(Data records for software interfaces)
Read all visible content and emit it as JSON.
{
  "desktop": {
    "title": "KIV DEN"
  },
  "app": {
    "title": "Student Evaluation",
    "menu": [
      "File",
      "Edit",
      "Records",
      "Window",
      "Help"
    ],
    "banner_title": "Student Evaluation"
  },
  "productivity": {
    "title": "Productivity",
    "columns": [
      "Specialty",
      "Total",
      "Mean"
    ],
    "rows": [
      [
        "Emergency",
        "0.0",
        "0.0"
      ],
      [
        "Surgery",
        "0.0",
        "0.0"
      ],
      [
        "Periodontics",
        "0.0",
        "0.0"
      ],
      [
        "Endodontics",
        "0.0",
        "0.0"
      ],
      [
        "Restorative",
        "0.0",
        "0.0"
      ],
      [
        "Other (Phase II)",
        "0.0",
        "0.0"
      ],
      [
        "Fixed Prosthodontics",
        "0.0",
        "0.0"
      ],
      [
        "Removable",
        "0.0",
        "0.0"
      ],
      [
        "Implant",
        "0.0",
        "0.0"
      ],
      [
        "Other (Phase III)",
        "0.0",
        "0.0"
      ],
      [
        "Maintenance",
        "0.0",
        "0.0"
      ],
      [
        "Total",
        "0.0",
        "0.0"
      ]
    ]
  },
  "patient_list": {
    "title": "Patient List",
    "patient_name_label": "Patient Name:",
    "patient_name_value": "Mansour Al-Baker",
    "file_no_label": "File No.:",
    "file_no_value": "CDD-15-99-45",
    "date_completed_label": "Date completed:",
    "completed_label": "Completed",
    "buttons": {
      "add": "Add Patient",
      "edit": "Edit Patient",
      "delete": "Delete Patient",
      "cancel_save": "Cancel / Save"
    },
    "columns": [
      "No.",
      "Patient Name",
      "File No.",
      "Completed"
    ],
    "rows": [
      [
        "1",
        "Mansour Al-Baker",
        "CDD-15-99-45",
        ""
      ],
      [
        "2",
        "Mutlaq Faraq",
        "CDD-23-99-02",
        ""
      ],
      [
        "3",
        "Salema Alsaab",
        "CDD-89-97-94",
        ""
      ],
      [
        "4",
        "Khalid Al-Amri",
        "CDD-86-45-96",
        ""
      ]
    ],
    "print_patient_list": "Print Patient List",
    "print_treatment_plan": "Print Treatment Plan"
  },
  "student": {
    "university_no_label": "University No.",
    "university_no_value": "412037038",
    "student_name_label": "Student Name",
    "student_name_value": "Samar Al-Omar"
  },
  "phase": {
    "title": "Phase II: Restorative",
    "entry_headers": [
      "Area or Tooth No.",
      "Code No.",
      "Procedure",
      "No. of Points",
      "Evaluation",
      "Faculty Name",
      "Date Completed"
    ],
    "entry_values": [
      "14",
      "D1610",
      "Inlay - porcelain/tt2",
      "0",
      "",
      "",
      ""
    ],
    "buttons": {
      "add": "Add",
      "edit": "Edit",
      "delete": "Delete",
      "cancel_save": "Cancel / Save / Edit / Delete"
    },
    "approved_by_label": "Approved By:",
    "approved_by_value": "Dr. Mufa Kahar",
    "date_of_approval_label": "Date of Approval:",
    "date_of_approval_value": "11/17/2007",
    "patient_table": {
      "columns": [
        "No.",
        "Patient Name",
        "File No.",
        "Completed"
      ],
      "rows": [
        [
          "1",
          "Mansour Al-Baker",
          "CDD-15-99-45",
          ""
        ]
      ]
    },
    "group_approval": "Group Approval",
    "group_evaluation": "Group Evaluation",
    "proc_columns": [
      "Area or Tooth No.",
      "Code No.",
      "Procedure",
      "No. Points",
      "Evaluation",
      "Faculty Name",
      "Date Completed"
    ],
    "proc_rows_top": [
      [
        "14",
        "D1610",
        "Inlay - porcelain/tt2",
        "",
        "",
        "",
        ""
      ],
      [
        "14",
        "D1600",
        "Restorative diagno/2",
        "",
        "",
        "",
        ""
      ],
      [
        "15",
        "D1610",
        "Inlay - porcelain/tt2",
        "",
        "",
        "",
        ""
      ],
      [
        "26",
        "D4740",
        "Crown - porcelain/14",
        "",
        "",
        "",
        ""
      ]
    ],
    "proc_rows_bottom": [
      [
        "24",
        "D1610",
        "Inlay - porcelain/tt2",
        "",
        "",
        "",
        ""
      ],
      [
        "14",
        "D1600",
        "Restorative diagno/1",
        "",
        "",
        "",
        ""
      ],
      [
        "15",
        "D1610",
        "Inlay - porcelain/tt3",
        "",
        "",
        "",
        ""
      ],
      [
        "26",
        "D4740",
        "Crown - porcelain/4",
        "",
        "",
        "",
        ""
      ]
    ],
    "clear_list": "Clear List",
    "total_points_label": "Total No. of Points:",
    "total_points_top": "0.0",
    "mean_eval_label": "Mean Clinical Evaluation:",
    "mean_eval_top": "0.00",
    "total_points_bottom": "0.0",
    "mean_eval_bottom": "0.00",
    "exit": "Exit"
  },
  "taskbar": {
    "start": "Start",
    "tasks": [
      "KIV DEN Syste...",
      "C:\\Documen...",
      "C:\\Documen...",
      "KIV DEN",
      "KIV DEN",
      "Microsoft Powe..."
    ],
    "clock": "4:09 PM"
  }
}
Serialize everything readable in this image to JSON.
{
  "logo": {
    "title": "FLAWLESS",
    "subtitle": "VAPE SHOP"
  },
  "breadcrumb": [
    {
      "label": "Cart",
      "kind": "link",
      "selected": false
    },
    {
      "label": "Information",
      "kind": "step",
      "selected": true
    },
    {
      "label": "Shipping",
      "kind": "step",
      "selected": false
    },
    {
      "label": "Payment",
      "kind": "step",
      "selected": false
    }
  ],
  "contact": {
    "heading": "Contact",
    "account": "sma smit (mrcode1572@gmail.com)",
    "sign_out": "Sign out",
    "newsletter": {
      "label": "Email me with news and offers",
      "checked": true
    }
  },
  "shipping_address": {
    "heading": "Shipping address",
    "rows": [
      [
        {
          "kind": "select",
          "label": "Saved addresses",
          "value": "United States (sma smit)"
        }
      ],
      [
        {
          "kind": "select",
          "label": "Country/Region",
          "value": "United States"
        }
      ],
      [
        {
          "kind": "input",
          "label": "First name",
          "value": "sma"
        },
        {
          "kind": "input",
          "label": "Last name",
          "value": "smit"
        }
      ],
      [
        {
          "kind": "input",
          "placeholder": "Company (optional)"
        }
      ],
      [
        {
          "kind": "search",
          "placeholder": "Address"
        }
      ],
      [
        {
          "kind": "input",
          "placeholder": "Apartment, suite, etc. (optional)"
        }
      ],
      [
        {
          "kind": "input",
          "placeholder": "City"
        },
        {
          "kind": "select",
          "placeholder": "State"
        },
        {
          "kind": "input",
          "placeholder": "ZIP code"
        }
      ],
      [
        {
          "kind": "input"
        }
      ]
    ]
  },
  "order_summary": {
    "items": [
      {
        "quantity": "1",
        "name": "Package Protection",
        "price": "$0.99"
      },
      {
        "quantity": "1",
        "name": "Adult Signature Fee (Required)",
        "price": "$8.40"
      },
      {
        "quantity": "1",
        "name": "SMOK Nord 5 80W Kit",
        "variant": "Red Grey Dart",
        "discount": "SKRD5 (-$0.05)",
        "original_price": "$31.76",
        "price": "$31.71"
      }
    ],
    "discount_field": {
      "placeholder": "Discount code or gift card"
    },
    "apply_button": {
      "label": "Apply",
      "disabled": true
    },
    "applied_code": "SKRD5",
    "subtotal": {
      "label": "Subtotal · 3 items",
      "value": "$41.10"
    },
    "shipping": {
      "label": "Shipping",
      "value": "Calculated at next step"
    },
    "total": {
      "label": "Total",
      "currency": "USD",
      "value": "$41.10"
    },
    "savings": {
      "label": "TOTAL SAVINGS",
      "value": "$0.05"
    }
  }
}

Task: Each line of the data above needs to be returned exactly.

Result of this task:
Read all visible content and emit it as JSON.
{
  "desktop": {
    "title": "KIV DEN"
  },
  "app": {
    "title": "Student Evaluation",
    "menu": [
      "File",
      "Edit",
      "Records",
      "Window",
      "Help"
    ],
    "banner_title": "Student Evaluation"
  },
  "productivity": {
    "title": "Productivity",
    "columns": [
      "Specialty",
      "Total",
      "Mean"
    ],
    "rows": [
      [
        "Emergency",
        "0.0",
        "0.0"
      ],
      [
        "Surgery",
        "0.0",
        "0.0"
      ],
      [
        "Periodontics",
        "0.0",
        "0.0"
      ],
      [
        "Endodontics",
        "0.0",
        "0.0"
      ],
      [
        "Restorative",
        "0.0",
        "0.0"
      ],
      [
        "Other (Phase II)",
        "0.0",
        "0.0"
      ],
      [
        "Fixed Prosthodontics",
        "0.0",
        "0.0"
      ],
      [
        "Removable",
        "0.0",
        "0.0"
      ],
      [
        "Implant",
        "0.0",
        "0.0"
      ],
      [
        "Other (Phase III)",
        "0.0",
        "0.0"
      ],
      [
        "Maintenance",
        "0.0",
        "0.0"
      ],
      [
        "Total",
        "0.0",
        "0.0"
      ]
    ]
  },
  "patient_list": {
    "title": "Patient List",
    "patient_name_label": "Patient Name:",
    "patient_name_value": "Mansour Al-Baker",
    "file_no_label": "File No.:",
    "file_no_value": "CDD-15-99-45",
    "date_completed_label": "Date completed:",
    "completed_label": "Completed",
    "buttons": {
      "add": "Add Patient",
      "edit": "Edit Patient",
      "delete": "Delete Patient",
      "cancel_save": "Cancel / Save"
    },
    "columns": [
      "No.",
      "Patient Name",
      "File No.",
      "Completed"
    ],
    "rows": [
      [
        "1",
        "Mansour Al-Baker",
        "CDD-15-99-45",
        ""
      ],
      [
        "2",
        "Mutlaq Faraq",
        "CDD-23-99-02",
        ""
      ],
      [
        "3",
        "Salema Alsaab",
        "CDD-89-97-94",
        ""
      ],
      [
        "4",
        "Khalid Al-Amri",
        "CDD-86-45-96",
        ""
      ]
    ],
    "print_patient_list": "Print Patient List",
    "print_treatment_plan": "Print Treatment Plan"
  },
  "student": {
    "university_no_label": "University No.",
    "university_no_value": "412037038",
    "student_name_label": "Student Name",
    "student_name_value": "Samar Al-Omar"
  },
  "phase": {
    "title": "Phase II: Restorative",
    "entry_headers": [
      "Area or Tooth No.",
      "Code No.",
      "Procedure",
      "No. of Points",
      "Evaluation",
      "Faculty Name",
      "Date Completed"
    ],
    "entry_values": [
      "14",
      "D1610",
      "Inlay - porcelain/tt2",
      "0",
      "",
      "",
      ""
    ],
    "buttons": {
      "add": "Add",
      "edit": "Edit",
      "delete": "Delete",
      "cancel_save": "Cancel / Save / Edit / Delete"
    },
    "approved_by_label": "Approved By:",
    "approved_by_value": "Dr. Mufa Kahar",
    "date_of_approval_label": "Date of Approval:",
    "date_of_approval_value": "11/17/2007",
    "patient_table": {
      "columns": [
        "No.",
        "Patient Name",
        "File No.",
        "Completed"
      ],
      "rows": [
        [
          "1",
          "Mansour Al-Baker",
          "CDD-15-99-45",
          ""
        ]
      ]
    },
    "group_approval": "Group Approval",
    "group_evaluation": "Group Evaluation",
    "proc_columns": [
      "Area or Tooth No.",
      "Code No.",
      "Procedure",
      "No. Points",
      "Evaluation",
      "Faculty Name",
      "Date Completed"
    ],
    "proc_rows_top": [
      [
        "14",
        "D1610",
        "Inlay - porcelain/tt2",
        "",
        "",
        "",
        ""
      ],
      [
        "14",
        "D1600",
        "Restorative diagno/2",
        "",
        "",
        "",
        ""
      ],
      [
        "15",
        "D1610",
        "Inlay - porcelain/tt2",
        "",
        "",
        "",
        ""
      ],
      [
        "26",
        "D4740",
        "Crown - porcelain/14",
        "",
        "",
        "",
        ""
      ]
    ],
    "proc_rows_bottom": [
      [
        "24",
        "D1610",
        "Inlay - porcelain/tt2",
        "",
        "",
        "",
        ""
      ],
      [
        "14",
        "D1600",
        "Restorative diagno/1",
        "",
        "",
        "",
        ""
      ],
      [
        "15",
        "D1610",
        "Inlay - porcelain/tt3",
        "",
        "",
        "",
        ""
      ],
      [
        "26",
        "D4740",
        "Crown - porcelain/4",
        "",
        "",
        "",
        ""
      ]
    ],
    "clear_list": "Clear List",
    "total_points_label": "Total No. of Points:",
    "total_points_top": "0.0",
    "mean_eval_label": "Mean Clinical Evaluation:",
    "mean_eval_top": "0.00",
    "total_points_bottom": "0.0",
    "mean_eval_bottom": "0.00",
    "exit": "Exit"
  },
  "taskbar": {
    "start": "Start",
    "tasks": [
      "KIV DEN Syste...",
      "C:\\Documen...",
      "C:\\Documen...",
      "KIV DEN",
      "KIV DEN",
      "Microsoft Powe..."
    ],
    "clock": "4:09 PM"
  }
}
Serialize everything readable in this image to JSON.
{
  "logo": {
    "title": "FLAWLESS",
    "subtitle": "VAPE SHOP"
  },
  "breadcrumb": [
    {
      "label": "Cart",
      "kind": "link",
      "selected": false
    },
    {
      "label": "Information",
      "kind": "step",
      "selected": true
    },
    {
      "label": "Shipping",
      "kind": "step",
      "selected": false
    },
    {
      "label": "Payment",
      "kind": "step",
      "selected": false
    }
  ],
  "contact": {
    "heading": "Contact",
    "account": "sma smit (mrcode1572@gmail.com)",
    "sign_out": "Sign out",
    "newsletter": {
      "label": "Email me with news and offers",
      "checked": true
    }
  },
  "shipping_address": {
    "heading": "Shipping address",
    "rows": [
      [
        {
          "kind": "select",
          "label": "Saved addresses",
          "value": "United States (sma smit)"
        }
      ],
      [
        {
          "kind": "select",
          "label": "Country/Region",
          "value": "United States"
        }
      ],
      [
        {
          "kind": "input",
          "label": "First name",
          "value": "sma"
        },
        {
          "kind": "input",
          "label": "Last name",
          "value": "smit"
        }
      ],
      [
        {
          "kind": "input",
          "placeholder": "Company (optional)"
        }
      ],
      [
        {
          "kind": "search",
          "placeholder": "Address"
        }
      ],
      [
        {
          "kind": "input",
          "placeholder": "Apartment, suite, etc. (optional)"
        }
      ],
      [
        {
          "kind": "input",
          "placeholder": "City"
        },
        {
          "kind": "select",
          "placeholder": "State"
        },
        {
          "kind": "input",
          "placeholder": "ZIP code"
        }
      ],
      [
        {
          "kind": "input"
        }
      ]
    ]
  },
  "order_summary": {
    "items": [
      {
        "quantity": "1",
        "name": "Package Protection",
        "price": "$0.99"
      },
      {
        "quantity": "1",
        "name": "Adult Signature Fee (Required)",
        "price": "$8.40"
      },
      {
        "quantity": "1",
        "name": "SMOK Nord 5 80W Kit",
        "variant": "Red Grey Dart",
        "discount": "SKRD5 (-$0.05)",
        "original_price": "$31.76",
        "price": "$31.71"
      }
    ],
    "discount_field": {
      "placeholder": "Discount code or gift card"
    },
    "apply_button": {
      "label": "Apply",
      "disabled": true
    },
    "applied_code": "SKRD5",
    "subtotal": {
      "label": "Subtotal · 3 items",
      "value": "$41.10"
    },
    "shipping": {
      "label": "Shipping",
      "value": "Calculated at next step"
    },
    "total": {
      "label": "Total",
      "currency": "USD",
      "value": "$41.10"
    },
    "savings": {
      "label": "TOTAL SAVINGS",
      "value": "$0.05"
    }
  }
}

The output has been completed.